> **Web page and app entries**

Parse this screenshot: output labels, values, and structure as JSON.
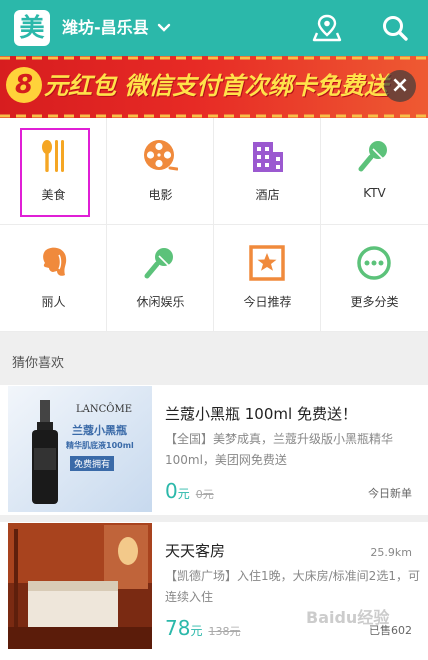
{
  "header": {
    "logo": "美",
    "city": "潍坊-昌乐县",
    "bg": "#2bb8aa"
  },
  "banner": {
    "num": "8",
    "text": "元红包 微信支付首次绑卡免费送",
    "close": "×"
  },
  "categories": [
    {
      "label": "美食",
      "icon": "fork-spoon-icon",
      "color": "#f5a623"
    },
    {
      "label": "电影",
      "icon": "film-reel-icon",
      "color": "#f08a3c"
    },
    {
      "label": "酒店",
      "icon": "building-icon",
      "color": "#9b59d0"
    },
    {
      "label": "KTV",
      "icon": "microphone-icon",
      "color": "#5cc27a"
    },
    {
      "label": "丽人",
      "icon": "woman-head-icon",
      "color": "#f08a3c"
    },
    {
      "label": "休闲娱乐",
      "icon": "microphone-icon",
      "color": "#5cc27a"
    },
    {
      "label": "今日推荐",
      "icon": "star-icon",
      "color": "#f08a3c"
    },
    {
      "label": "更多分类",
      "icon": "more-dots-icon",
      "color": "#5cc27a"
    }
  ],
  "section": {
    "title": "猜你喜欢"
  },
  "deals": [
    {
      "title": "兰蔻小黑瓶 100ml 免费送！",
      "desc": "【全国】美梦成真，兰蔻升级版小黑瓶精华 100ml，美团网免费送",
      "price": "0",
      "unit": "元",
      "orig": "0元",
      "tag": "今日新单",
      "thumb_brand": "LANCÔME",
      "thumb_line1": "兰蔻小黑瓶",
      "thumb_line2": "精华肌底液100ml",
      "thumb_line3": "免费拥有"
    },
    {
      "title": "天天客房",
      "dist": "25.9km",
      "desc": "【凯德广场】入住1晚，大床房/标准间2选1，可连续入住",
      "price": "78",
      "unit": "元",
      "orig": "138元",
      "tag": "已售602"
    }
  ],
  "watermark": "Baidu经验"
}
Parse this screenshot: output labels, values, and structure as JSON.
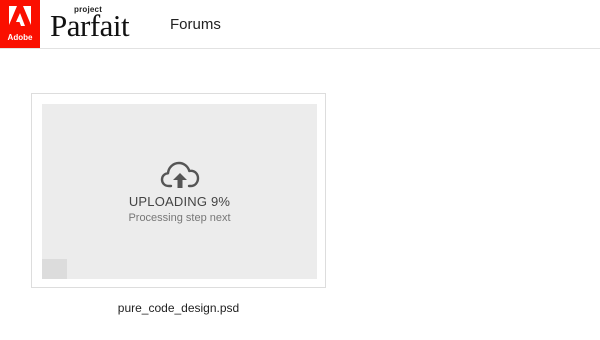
{
  "header": {
    "logo_text": "Adobe",
    "brand_small": "project",
    "brand_name": "Parfait",
    "nav_forums": "Forums"
  },
  "colors": {
    "adobe_red": "#fa0f00",
    "preview_bg": "#ececec",
    "card_border": "#dddddd"
  },
  "file_card": {
    "icon": "cloud-upload-icon",
    "status_text": "UPLOADING 9%",
    "progress_percent": 9,
    "sub_status": "Processing step next",
    "file_name": "pure_code_design.psd"
  }
}
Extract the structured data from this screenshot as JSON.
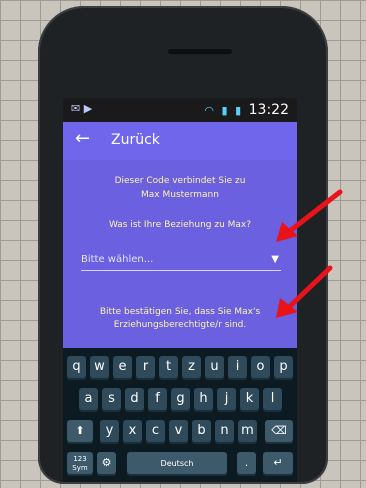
{
  "status": {
    "time": "13:22"
  },
  "appbar": {
    "back_label": "Zurück"
  },
  "content": {
    "code_line": "Dieser Code verbindet Sie zu",
    "name_line": "Max Mustermann",
    "question": "Was ist Ihre Beziehung zu Max?",
    "dropdown_placeholder": "Bitte wählen...",
    "confirm_line1": "Bitte bestätigen Sie, dass Sie Max's",
    "confirm_line2": "Erziehungsberechtigte/r sind."
  },
  "keyboard": {
    "row1": [
      "q",
      "w",
      "e",
      "r",
      "t",
      "z",
      "u",
      "i",
      "o",
      "p"
    ],
    "row2": [
      "a",
      "s",
      "d",
      "f",
      "g",
      "h",
      "j",
      "k",
      "l"
    ],
    "row3": [
      "y",
      "x",
      "c",
      "v",
      "b",
      "n",
      "m"
    ],
    "sym_label": "123 Sym",
    "space_label": "Deutsch",
    "shift_icon": "shift-icon",
    "backspace_icon": "backspace-icon",
    "enter_icon": "enter-icon",
    "settings_icon": "gear-icon"
  },
  "colors": {
    "screen_bg": "#6a60e0",
    "accent_text": "#fff3b0",
    "arrow_red": "#e8141a"
  }
}
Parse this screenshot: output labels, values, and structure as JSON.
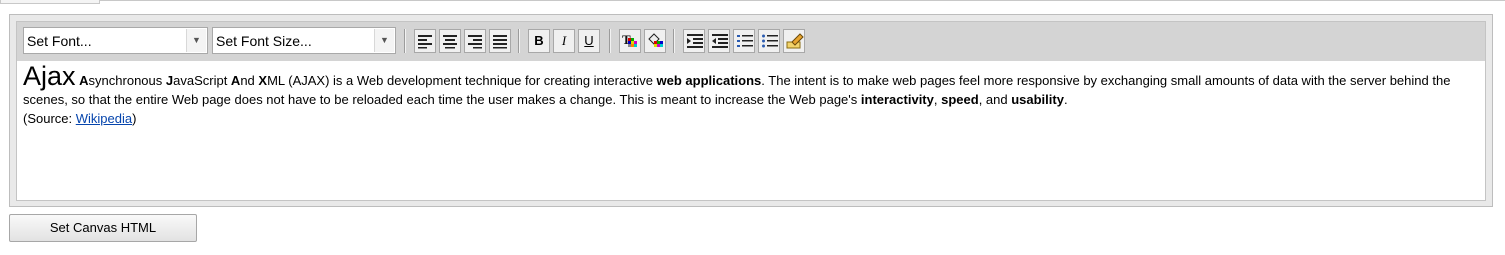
{
  "toolbar": {
    "font_select": {
      "value": "Set Font..."
    },
    "size_select": {
      "value": "Set Font Size..."
    },
    "buttons": {
      "bold": "B",
      "italic": "I",
      "underline": "U"
    },
    "icons": [
      "align-left-icon",
      "align-center-icon",
      "align-right-icon",
      "align-justify-icon",
      "bold-icon",
      "italic-icon",
      "underline-icon",
      "text-color-icon",
      "background-color-icon",
      "indent-icon",
      "outdent-icon",
      "ordered-list-icon",
      "unordered-list-icon",
      "insert-link-icon"
    ]
  },
  "content": {
    "title": "Ajax",
    "p1": [
      {
        "t": "A",
        "b": true
      },
      {
        "t": "synchronous "
      },
      {
        "t": "J",
        "b": true
      },
      {
        "t": "avaScript "
      },
      {
        "t": "A",
        "b": true
      },
      {
        "t": "nd "
      },
      {
        "t": "X",
        "b": true
      },
      {
        "t": "ML (AJAX) is a Web development technique for creating interactive "
      },
      {
        "t": "web applications",
        "b": true
      },
      {
        "t": ". The intent is to make web pages feel more responsive by exchanging small amounts of data with the server behind the scenes, so that the entire Web page does not have to be reloaded each time the user makes a change. This is meant to increase the Web page's "
      },
      {
        "t": "interactivity",
        "b": true
      },
      {
        "t": ", "
      },
      {
        "t": "speed",
        "b": true
      },
      {
        "t": ", and "
      },
      {
        "t": "usability",
        "b": true
      },
      {
        "t": "."
      }
    ],
    "source_prefix": "(Source: ",
    "source_link": "Wikipedia",
    "source_suffix": ")"
  },
  "actions": {
    "set_canvas_label": "Set Canvas HTML"
  },
  "colors": {
    "toolbar_bg": "#d4d4d4",
    "frame_bg": "#e9e9e9",
    "link": "#0645ad"
  }
}
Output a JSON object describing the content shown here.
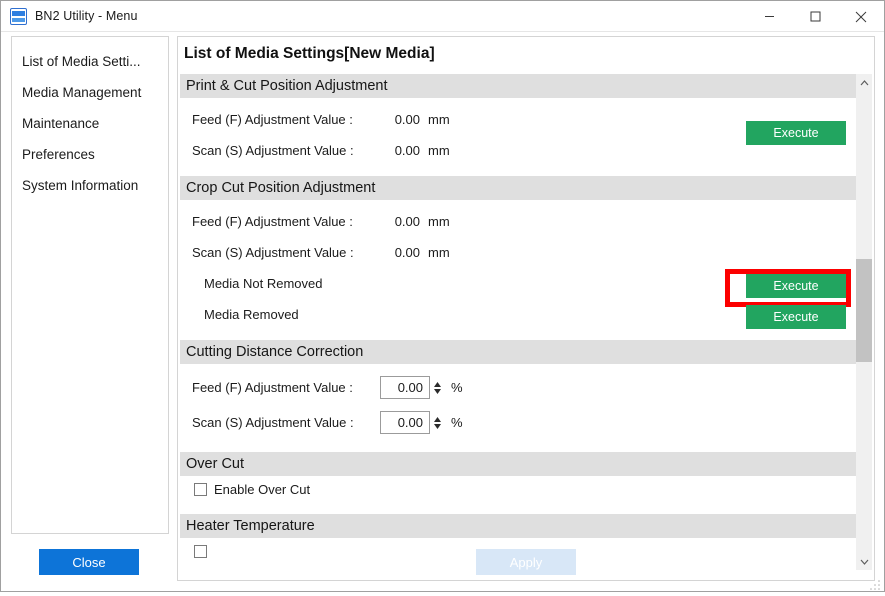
{
  "window": {
    "title": "BN2 Utility - Menu",
    "icon": "bn2-app-icon",
    "controls": {
      "minimize": "minimize-icon",
      "maximize": "maximize-icon",
      "close": "close-icon"
    }
  },
  "sidebar": {
    "items": [
      {
        "label": "List of Media Setti..."
      },
      {
        "label": "Media Management"
      },
      {
        "label": "Maintenance"
      },
      {
        "label": "Preferences"
      },
      {
        "label": "System Information"
      }
    ]
  },
  "main": {
    "title": "List of Media Settings[New Media]",
    "sections": [
      {
        "header": "Print & Cut Position Adjustment",
        "rows": [
          {
            "label": "Feed (F) Adjustment Value :",
            "value": "0.00",
            "unit": "mm"
          },
          {
            "label": "Scan (S) Adjustment Value :",
            "value": "0.00",
            "unit": "mm"
          }
        ],
        "execute_label": "Execute"
      },
      {
        "header": "Crop Cut Position Adjustment",
        "rows": [
          {
            "label": "Feed (F) Adjustment Value :",
            "value": "0.00",
            "unit": "mm"
          },
          {
            "label": "Scan (S) Adjustment Value :",
            "value": "0.00",
            "unit": "mm"
          },
          {
            "label": "Media Not Removed"
          },
          {
            "label": "Media Removed"
          }
        ],
        "execute_label_1": "Execute",
        "execute_label_2": "Execute"
      },
      {
        "header": "Cutting Distance Correction",
        "rows": [
          {
            "label": "Feed (F) Adjustment Value :",
            "value": "0.00",
            "unit": "%"
          },
          {
            "label": "Scan (S) Adjustment Value :",
            "value": "0.00",
            "unit": "%"
          }
        ]
      },
      {
        "header": "Over Cut",
        "checkbox_label": "Enable Over Cut",
        "checked": false
      },
      {
        "header": "Heater Temperature"
      }
    ]
  },
  "highlight": {
    "color": "#fc0000",
    "target": "crop-cut-media-not-removed-execute"
  },
  "footer": {
    "close_label": "Close",
    "apply_label": "Apply",
    "apply_disabled": true
  },
  "colors": {
    "execute_green": "#22a560",
    "close_blue": "#0d74d8",
    "apply_disabled": "#d8e7f7",
    "section_header_bg": "#dfdfdf",
    "highlight_red": "#fc0000"
  }
}
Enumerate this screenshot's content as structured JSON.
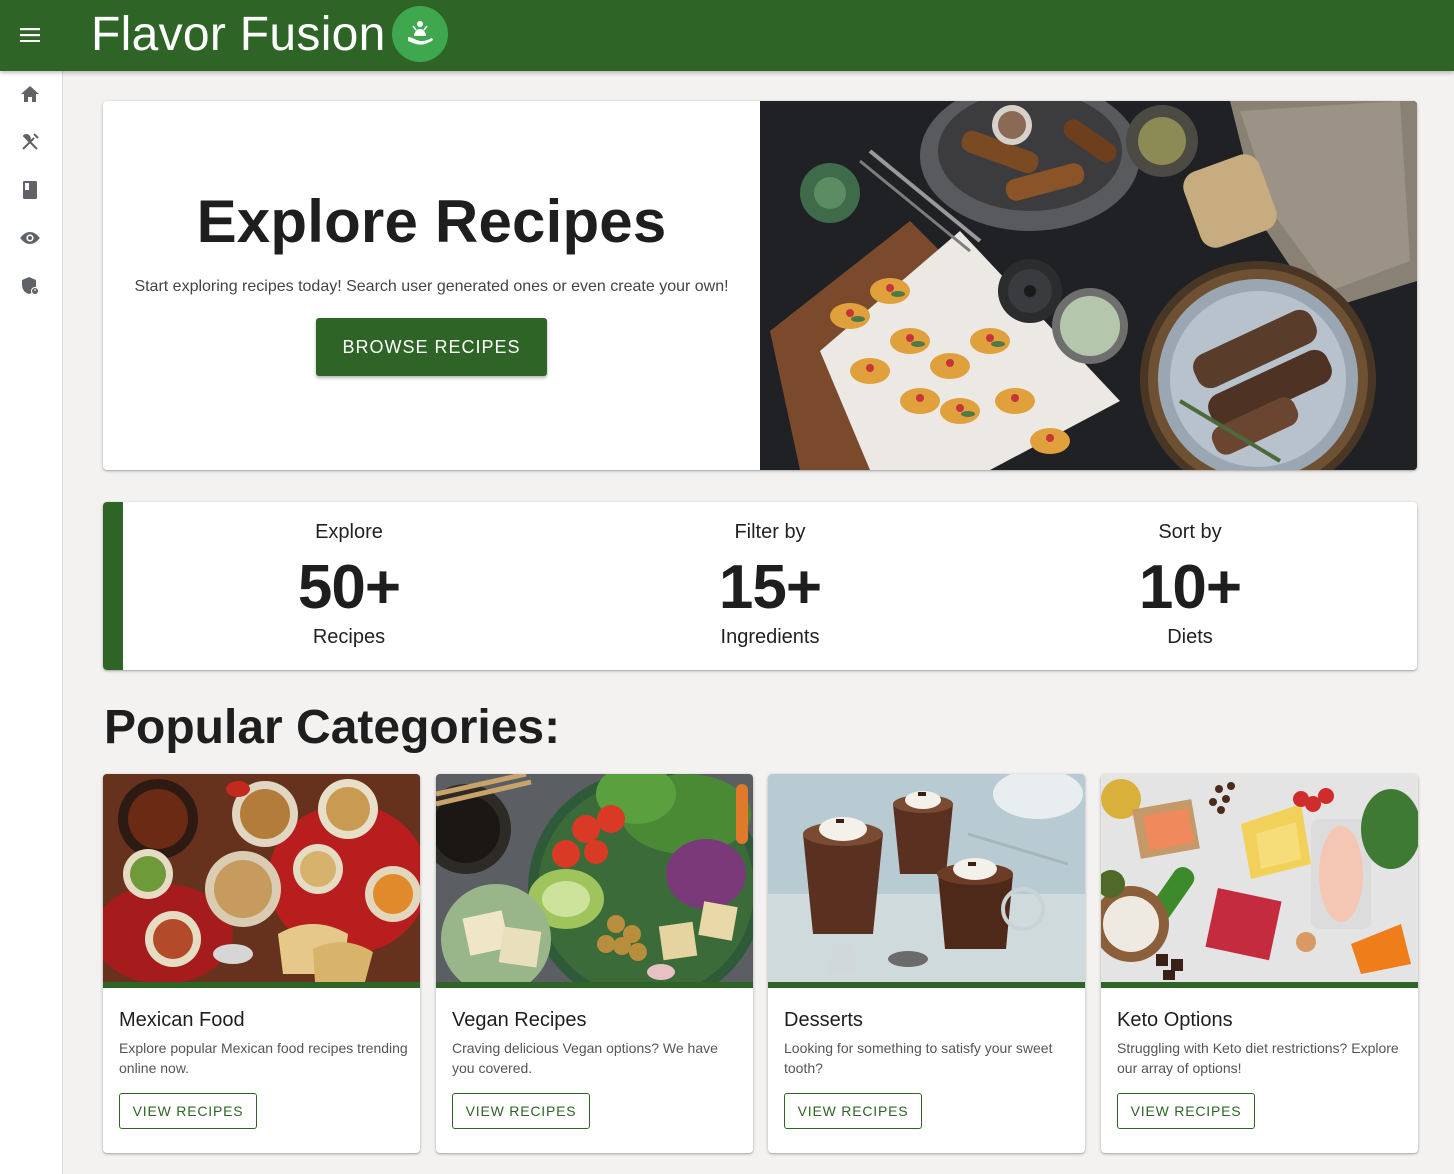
{
  "app": {
    "title": "Flavor Fusion",
    "brand_color": "#2e6527",
    "logo_color": "#3fa84e"
  },
  "sidebar": {
    "items": [
      {
        "icon": "home-icon"
      },
      {
        "icon": "utensils-icon"
      },
      {
        "icon": "book-icon"
      },
      {
        "icon": "eye-icon"
      },
      {
        "icon": "shield-icon"
      }
    ]
  },
  "hero": {
    "title": "Explore Recipes",
    "subtitle": "Start exploring recipes today! Search user generated ones or even create your own!",
    "button_label": "BROWSE RECIPES"
  },
  "stats": [
    {
      "top": "Explore",
      "number": "50+",
      "bottom": "Recipes"
    },
    {
      "top": "Filter by",
      "number": "15+",
      "bottom": "Ingredients"
    },
    {
      "top": "Sort by",
      "number": "10+",
      "bottom": "Diets"
    }
  ],
  "categories": {
    "heading": "Popular Categories:",
    "items": [
      {
        "title": "Mexican Food",
        "description": "Explore popular Mexican food recipes trending online now.",
        "button_label": "VIEW RECIPES"
      },
      {
        "title": "Vegan Recipes",
        "description": "Craving delicious Vegan options? We have you covered.",
        "button_label": "VIEW RECIPES"
      },
      {
        "title": "Desserts",
        "description": "Looking for something to satisfy your sweet tooth?",
        "button_label": "VIEW RECIPES"
      },
      {
        "title": "Keto Options",
        "description": "Struggling with Keto diet restrictions? Explore our array of options!",
        "button_label": "VIEW RECIPES"
      }
    ]
  }
}
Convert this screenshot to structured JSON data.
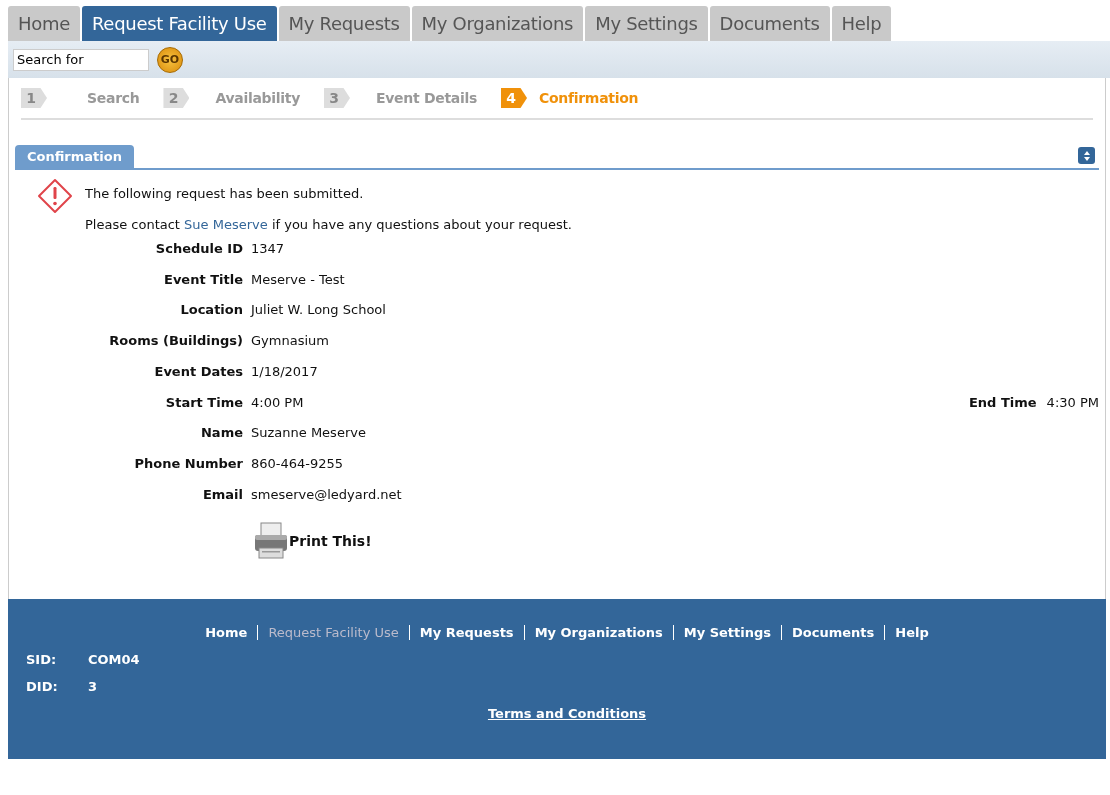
{
  "tabs": [
    {
      "label": "Home",
      "selected": false
    },
    {
      "label": "Request Facility Use",
      "selected": true
    },
    {
      "label": "My Requests",
      "selected": false
    },
    {
      "label": "My Organizations",
      "selected": false
    },
    {
      "label": "My Settings",
      "selected": false
    },
    {
      "label": "Documents",
      "selected": false
    },
    {
      "label": "Help",
      "selected": false
    }
  ],
  "search": {
    "value": "Search for",
    "button": "GO"
  },
  "steps": [
    {
      "number": "1",
      "label": "Search",
      "selected": false
    },
    {
      "number": "2",
      "label": "Availability",
      "selected": false
    },
    {
      "number": "3",
      "label": "Event Details",
      "selected": false
    },
    {
      "number": "4",
      "label": "Confirmation",
      "selected": true
    }
  ],
  "panel": {
    "title": "Confirmation",
    "message": "The following request has been submitted.",
    "contact": {
      "before": "Please contact",
      "link": "Sue Meserve",
      "after": "if you have any questions about your request."
    },
    "fields": [
      {
        "label": "Schedule ID",
        "value": "1347"
      },
      {
        "label": "Event Title",
        "value": "Meserve - Test"
      },
      {
        "label": "Location",
        "value": "Juliet W. Long School"
      },
      {
        "label": "Rooms (Buildings)",
        "value": "Gymnasium"
      },
      {
        "label": "Event Dates",
        "value": "1/18/2017"
      },
      {
        "label": "Start Time",
        "value": "4:00 PM",
        "extra_label": "End Time",
        "extra_value": "4:30 PM"
      },
      {
        "label": "Name",
        "value": "Suzanne Meserve"
      },
      {
        "label": "Phone Number",
        "value": "860-464-9255"
      },
      {
        "label": "Email",
        "value": "smeserve@ledyard.net"
      }
    ],
    "print": "Print This!"
  },
  "footer": {
    "links": [
      {
        "label": "Home",
        "selected": false
      },
      {
        "label": "Request Facility Use",
        "selected": true
      },
      {
        "label": "My Requests",
        "selected": false
      },
      {
        "label": "My Organizations",
        "selected": false
      },
      {
        "label": "My Settings",
        "selected": false
      },
      {
        "label": "Documents",
        "selected": false
      },
      {
        "label": "Help",
        "selected": false
      }
    ],
    "info": [
      {
        "label": "SID:",
        "value": "COM04"
      },
      {
        "label": "DID:",
        "value": "3"
      }
    ],
    "terms": "Terms and Conditions"
  }
}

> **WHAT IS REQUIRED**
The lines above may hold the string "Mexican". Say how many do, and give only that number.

> **YOUR RESPONSE**
2